Imagine there are lines splitting the picture into thirds, both horizontally and vertically. Position the subject on the lines to create a better shape while freeing up space for typography.
Try to avoid the use of staged presentation shots (“grip and grin”), static group shots, or shots of peoples’ backs. Capture subjects in their normal working environment by having them pretend you’re not there. Staged shots feel less authentic.
Don’t be afraid to tilt and slant the camera for a different angle, but make sure it doesn’t take the focus away from the subject.

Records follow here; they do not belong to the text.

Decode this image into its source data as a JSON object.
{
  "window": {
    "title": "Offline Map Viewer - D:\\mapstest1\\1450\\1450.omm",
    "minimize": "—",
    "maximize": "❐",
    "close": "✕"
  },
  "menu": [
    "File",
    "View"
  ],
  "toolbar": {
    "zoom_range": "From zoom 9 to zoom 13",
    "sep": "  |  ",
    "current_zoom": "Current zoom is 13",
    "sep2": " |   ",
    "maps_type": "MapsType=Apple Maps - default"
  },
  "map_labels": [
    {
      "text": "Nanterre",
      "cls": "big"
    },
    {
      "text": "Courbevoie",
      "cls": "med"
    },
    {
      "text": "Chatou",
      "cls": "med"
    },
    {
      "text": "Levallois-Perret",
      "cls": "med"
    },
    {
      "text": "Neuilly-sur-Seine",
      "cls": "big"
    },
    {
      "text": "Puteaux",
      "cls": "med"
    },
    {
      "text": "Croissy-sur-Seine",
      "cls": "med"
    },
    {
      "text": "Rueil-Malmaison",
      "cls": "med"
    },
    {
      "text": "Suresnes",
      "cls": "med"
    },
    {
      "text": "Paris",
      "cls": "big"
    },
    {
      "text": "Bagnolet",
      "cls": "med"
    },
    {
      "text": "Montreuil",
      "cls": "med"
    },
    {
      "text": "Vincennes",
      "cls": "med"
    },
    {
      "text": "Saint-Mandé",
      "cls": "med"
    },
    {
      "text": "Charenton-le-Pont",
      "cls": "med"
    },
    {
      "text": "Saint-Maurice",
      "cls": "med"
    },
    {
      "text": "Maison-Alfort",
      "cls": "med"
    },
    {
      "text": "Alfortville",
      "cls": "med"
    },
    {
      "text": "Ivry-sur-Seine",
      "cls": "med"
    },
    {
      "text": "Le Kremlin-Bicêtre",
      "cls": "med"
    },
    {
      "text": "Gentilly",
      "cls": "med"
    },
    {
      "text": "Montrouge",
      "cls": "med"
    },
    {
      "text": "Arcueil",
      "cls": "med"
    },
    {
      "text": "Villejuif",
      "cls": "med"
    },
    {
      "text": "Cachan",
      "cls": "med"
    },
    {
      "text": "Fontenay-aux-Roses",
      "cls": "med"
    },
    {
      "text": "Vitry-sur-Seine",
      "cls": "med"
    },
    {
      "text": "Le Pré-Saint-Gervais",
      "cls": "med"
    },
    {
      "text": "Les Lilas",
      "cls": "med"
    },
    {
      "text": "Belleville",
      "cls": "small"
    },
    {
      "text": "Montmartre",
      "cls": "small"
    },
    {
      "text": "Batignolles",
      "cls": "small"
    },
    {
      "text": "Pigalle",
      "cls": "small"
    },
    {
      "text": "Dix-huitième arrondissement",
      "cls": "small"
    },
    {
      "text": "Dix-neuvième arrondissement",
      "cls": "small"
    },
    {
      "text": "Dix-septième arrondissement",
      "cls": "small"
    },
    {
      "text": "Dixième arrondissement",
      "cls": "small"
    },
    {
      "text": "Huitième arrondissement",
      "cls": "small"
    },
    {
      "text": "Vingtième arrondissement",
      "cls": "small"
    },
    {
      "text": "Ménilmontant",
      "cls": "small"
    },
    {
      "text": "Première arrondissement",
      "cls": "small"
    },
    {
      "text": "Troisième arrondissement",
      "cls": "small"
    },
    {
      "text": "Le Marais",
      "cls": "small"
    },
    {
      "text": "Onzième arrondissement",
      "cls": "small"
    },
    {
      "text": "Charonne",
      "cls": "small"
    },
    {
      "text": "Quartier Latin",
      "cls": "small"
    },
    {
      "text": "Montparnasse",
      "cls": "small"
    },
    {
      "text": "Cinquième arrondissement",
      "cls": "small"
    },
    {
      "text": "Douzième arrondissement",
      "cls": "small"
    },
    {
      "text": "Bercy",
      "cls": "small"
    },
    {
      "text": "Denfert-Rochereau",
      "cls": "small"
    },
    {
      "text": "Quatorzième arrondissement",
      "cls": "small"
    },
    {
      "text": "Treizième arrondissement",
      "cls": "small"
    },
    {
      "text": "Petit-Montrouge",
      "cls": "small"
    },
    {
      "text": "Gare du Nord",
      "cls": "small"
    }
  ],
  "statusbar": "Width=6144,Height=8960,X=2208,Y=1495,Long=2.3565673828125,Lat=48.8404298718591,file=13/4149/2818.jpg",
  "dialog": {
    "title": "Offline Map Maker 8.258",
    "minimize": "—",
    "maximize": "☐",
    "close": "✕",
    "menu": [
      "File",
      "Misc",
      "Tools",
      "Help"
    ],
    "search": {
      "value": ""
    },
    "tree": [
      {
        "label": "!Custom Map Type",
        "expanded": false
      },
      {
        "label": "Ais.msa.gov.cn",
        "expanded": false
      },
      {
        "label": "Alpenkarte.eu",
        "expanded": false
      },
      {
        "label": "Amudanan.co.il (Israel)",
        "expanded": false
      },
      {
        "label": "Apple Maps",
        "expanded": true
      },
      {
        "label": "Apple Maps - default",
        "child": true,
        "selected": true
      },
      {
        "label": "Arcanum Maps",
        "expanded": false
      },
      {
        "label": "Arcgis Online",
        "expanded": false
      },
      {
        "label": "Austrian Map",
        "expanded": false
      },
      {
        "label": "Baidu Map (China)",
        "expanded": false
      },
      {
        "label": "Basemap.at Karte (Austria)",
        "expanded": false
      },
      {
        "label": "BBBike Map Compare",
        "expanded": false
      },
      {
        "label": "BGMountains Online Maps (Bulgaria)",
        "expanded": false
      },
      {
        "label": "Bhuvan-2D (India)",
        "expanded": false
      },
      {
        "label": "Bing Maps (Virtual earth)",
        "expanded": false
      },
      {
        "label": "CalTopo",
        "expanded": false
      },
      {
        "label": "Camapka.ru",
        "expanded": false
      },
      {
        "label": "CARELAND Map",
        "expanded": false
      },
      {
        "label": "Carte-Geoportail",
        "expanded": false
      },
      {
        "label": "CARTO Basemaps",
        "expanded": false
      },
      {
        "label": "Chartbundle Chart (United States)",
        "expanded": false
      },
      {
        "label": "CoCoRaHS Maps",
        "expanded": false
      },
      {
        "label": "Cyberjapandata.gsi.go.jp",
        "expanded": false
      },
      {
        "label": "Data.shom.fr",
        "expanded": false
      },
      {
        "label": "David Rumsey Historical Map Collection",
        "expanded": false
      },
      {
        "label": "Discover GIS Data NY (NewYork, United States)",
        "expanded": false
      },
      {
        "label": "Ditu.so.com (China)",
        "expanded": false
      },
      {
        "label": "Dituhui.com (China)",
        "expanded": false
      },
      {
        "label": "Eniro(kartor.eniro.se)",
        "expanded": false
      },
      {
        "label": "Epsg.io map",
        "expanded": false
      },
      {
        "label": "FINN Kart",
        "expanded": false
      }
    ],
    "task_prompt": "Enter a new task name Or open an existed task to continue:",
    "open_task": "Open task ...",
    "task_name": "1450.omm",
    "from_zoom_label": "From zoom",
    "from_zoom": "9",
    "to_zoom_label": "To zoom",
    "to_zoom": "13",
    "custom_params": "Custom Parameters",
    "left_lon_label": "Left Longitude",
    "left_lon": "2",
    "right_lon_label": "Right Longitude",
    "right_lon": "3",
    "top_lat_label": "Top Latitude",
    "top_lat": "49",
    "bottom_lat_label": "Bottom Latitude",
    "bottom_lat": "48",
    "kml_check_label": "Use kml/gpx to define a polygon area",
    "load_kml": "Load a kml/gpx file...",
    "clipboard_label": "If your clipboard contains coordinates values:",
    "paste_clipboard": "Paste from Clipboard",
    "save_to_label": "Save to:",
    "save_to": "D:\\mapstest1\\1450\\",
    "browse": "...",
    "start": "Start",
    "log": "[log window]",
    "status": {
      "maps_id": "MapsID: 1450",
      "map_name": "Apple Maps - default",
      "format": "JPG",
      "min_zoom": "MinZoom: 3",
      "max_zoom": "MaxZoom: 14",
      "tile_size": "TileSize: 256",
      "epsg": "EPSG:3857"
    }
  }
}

Bright - People-oriented - Fresh
Candid - Authentic
USING YOUR PHONE TO TAKE PHOTOS
In a vibrant culture like ours, interesting photo opportunities can arise at any time. Smartphones are a convenient way to capture these moments for possible use in brand communications. Follow these handy tips to get the best image quality possible.
- NICE NATURAL LIGHTING
- UNIQUE COMPOSITION
- CORRECT EXPOSURE
- INTERESTING BACKGROUND
- HARSH LIGHTING (USE OF FLASH)
- BORING COMPOSITION
- UNDER-EXPOSED BACKGROUND
- CLUTTERED BACKGROUND
CAMERA PHONE TIPS
When using your phone for photography, always hold it sideways.
Avoid appying filters to the images. These can be applied later by the design team if desired.
Never shoot with your light source behind your subject and avoid using your camera’s flash.
If your subject is in an uninteresting location, you can move to a more visually appealing one.
If your phone has an “HDR” setting, turn it on for better photos.
Try new interesting angles and avoid the overly used.
Icons are used as a tool to convey an idea or expression quickly. In situations like product profiles, icons are used as a way to draw the eye to important features and benefits. For situations where copy is sparse, icons fill in missing bits of information to help the viewer make an informed decision in a fraction of a second.
These are the main icons, to be used when printing on white paper, or digitally on white backgrounds.
These are best used on colored or filled backgrounds, both printed and digitally.